* Task goal
Work out how many lines of the listing hold the string "produktu". Answer with that number alone.

* Source records
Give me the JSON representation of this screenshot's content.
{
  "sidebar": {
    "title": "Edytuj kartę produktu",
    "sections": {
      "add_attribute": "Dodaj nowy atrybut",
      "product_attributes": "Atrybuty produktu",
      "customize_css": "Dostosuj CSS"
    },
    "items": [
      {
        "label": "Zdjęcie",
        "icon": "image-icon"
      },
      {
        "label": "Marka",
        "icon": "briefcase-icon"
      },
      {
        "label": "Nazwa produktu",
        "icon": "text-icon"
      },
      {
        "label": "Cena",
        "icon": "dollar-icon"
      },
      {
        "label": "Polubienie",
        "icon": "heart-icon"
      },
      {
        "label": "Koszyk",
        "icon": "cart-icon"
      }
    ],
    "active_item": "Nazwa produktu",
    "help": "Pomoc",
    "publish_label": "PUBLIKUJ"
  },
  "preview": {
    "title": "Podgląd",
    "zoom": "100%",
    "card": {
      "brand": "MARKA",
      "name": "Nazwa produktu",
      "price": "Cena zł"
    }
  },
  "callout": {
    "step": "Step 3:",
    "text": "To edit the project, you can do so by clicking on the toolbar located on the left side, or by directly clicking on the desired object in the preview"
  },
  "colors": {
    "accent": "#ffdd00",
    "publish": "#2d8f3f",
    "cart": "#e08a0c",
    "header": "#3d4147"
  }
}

* Answer to this problem
5